john said...

Well, it's possible that new dad delirium and 7 1/2 years might have colored my memory and judgment a bit. Nah, I'm a genius of literary criticism.

Glenn Fleishman said...


Anyway, I have heard that to criticize things literary, you apparently have to read the book. Thank you, but no.

john said...

Sorry. The new dad delirium was a reference to reading Gopnik when Charlie was born.
If only I was a published author capable of clearly expressing himself.

Glenn Fleishman said...

Oh, and just to ensure this is the Most Commented Post ever on Defcon House, I should note that the original book is question is co-authored by Patricia Wells. She's a celebrity, so her book is, "I am graciously letting you into my fabulous life of food and cooking," rather than, "O ye who don't know me, worship me." There are Patricia Wells maniacs out there, and this book will likely sell well.

McTodds said...

Wow, love this thread - you hit a note today MintyJ. Yep, woman here Glenn, but I understand, I now feel the desire to play "M.C. Todd" and attempt street cred talk, but I will spare you.

Really glad to hear "Heat" was enjoyed by all.

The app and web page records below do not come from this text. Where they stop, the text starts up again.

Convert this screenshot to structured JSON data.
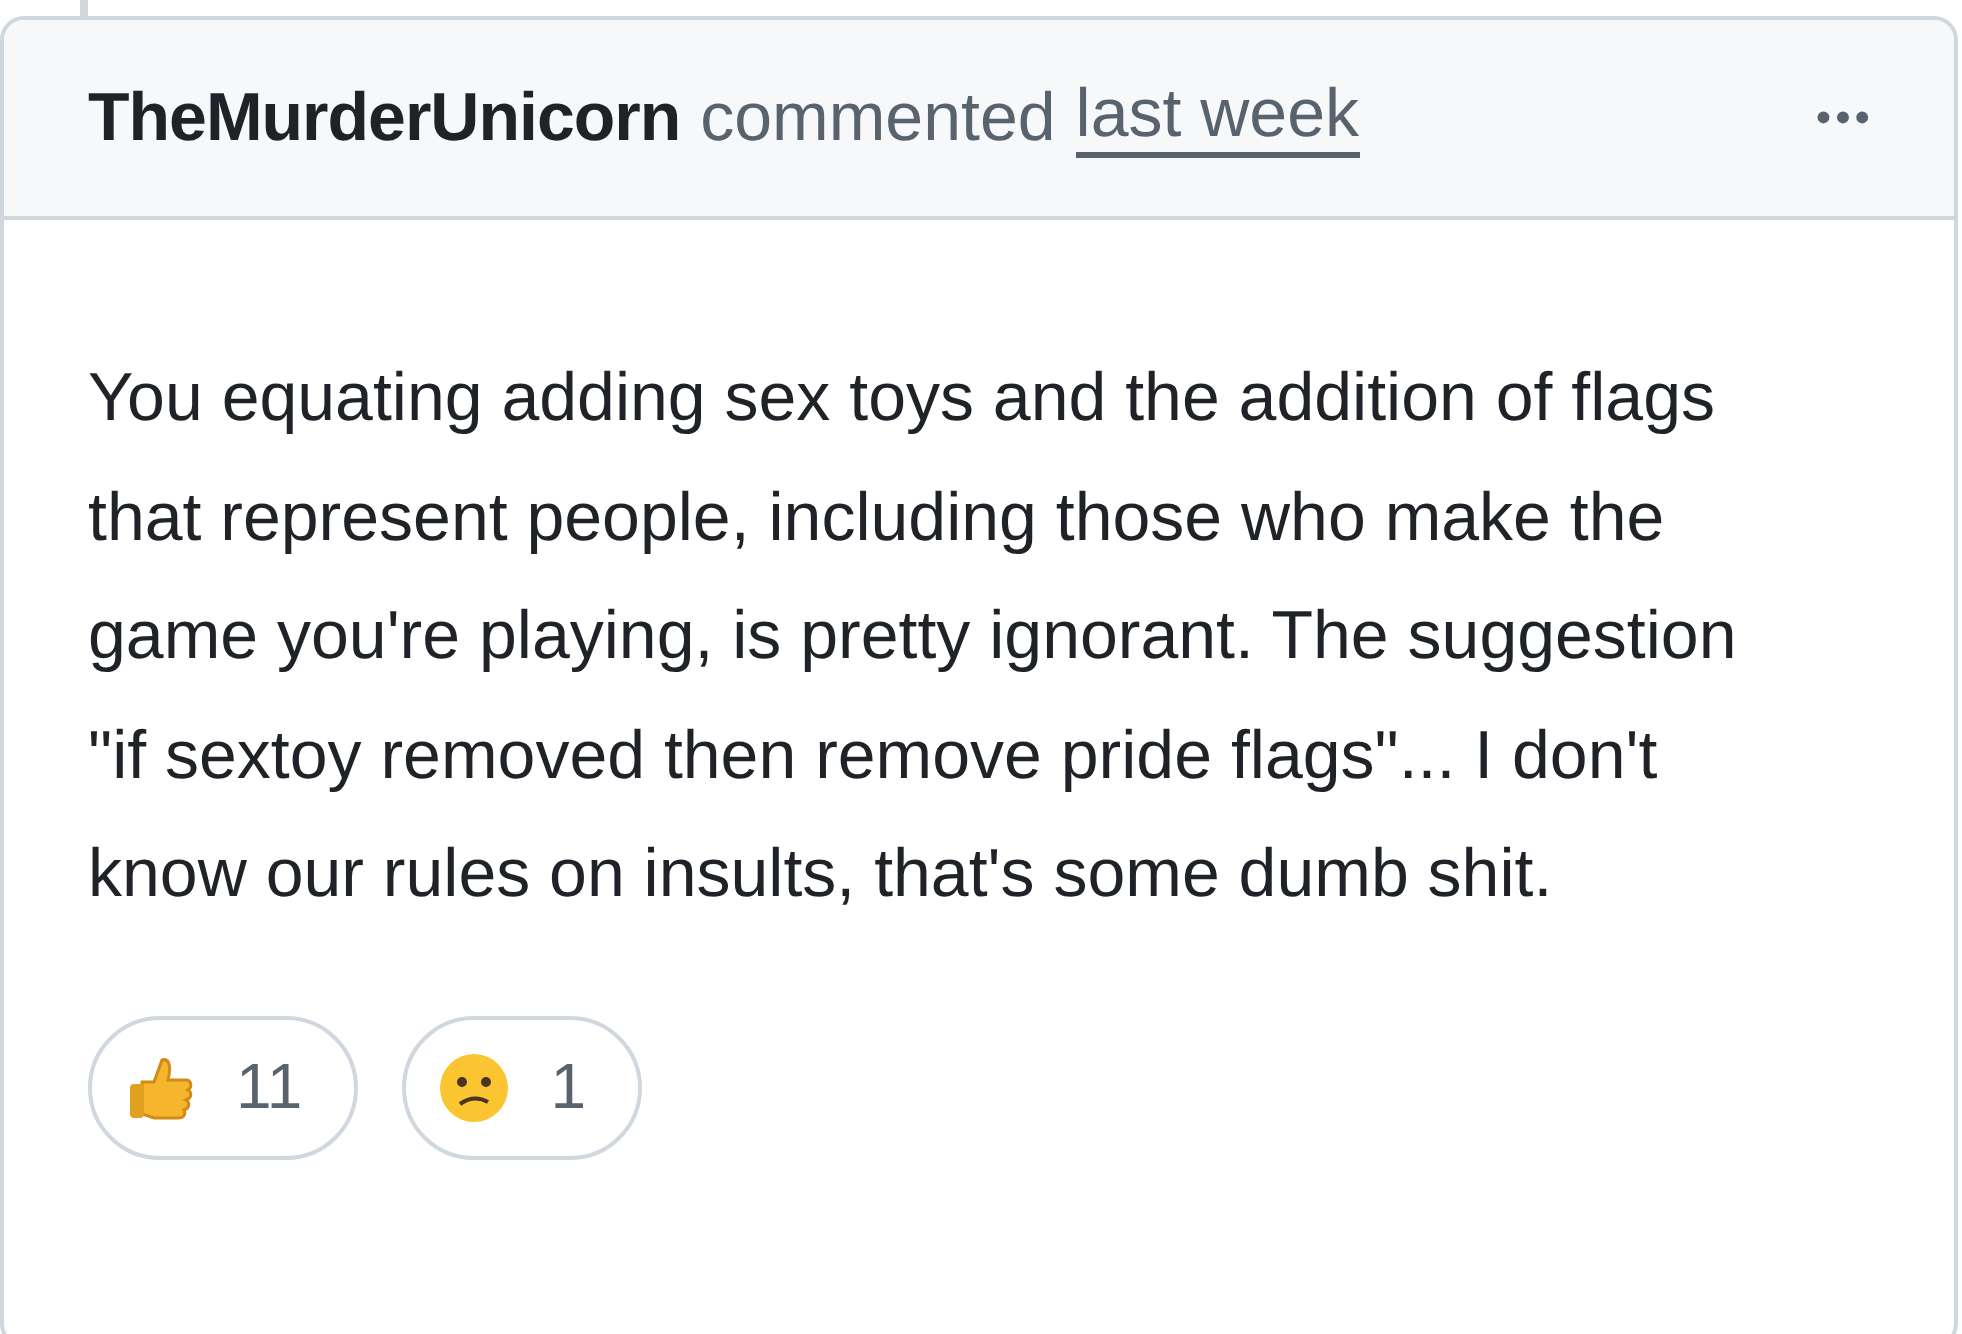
{
  "comment": {
    "author": "TheMurderUnicorn",
    "action": "commented",
    "time": "last week",
    "menu": "•••",
    "body": "You equating adding sex toys and the addition of flags that represent people, including those who make the game you're playing, is pretty ignorant. The suggestion \"if sextoy removed then remove pride flags\"... I don't know our rules on insults, that's some dumb shit.",
    "reactions": [
      {
        "kind": "thumbs_up",
        "count": "11"
      },
      {
        "kind": "confused",
        "count": "1"
      }
    ]
  }
}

I have been meaning to pick that up for a while, and I hoped that this was a book that could talk about a love of food without making me feel like I need to spend $100 a plate at a restaurant.

Glenn Fleishman said...

Heat actually inspired the opposite (despite having 7-month-delayed anniversary dinner at Canlis recently and enjoying every cents' worth). A few days after starting to read the book, I whipped up a baked/broiled wild salmon dinner with rice, baked asparagus, pesto (not homemade), and a salad, and it seemed to take virtually no effort. Perhaps by dint of the contrast between Mario's kitchen and me just feeding five people.

Alex said...

The thrust of Oscar Wilde's point of view was less the cultivation of super-rarefied and expensive tastes, but rather an appreciation of beauty.

This was at a time, the middle of the 19th Century, when there was a certain disintegration of absolutes. Darwin, Nietzsche, and John Stuart Mill, were terribly disruptive to traditional Western moral perspectives.

Oscar Wilde (and others in the Aesthetic movement)held that while right and wrong was a moveable feast, we can more readily agree on what is beautiful.

An interesting idea. Wilde was more than just some smart-mouthed aesthete.

Adam Gopnik, while being a decent writer is pretty hopelessly bourgeois though.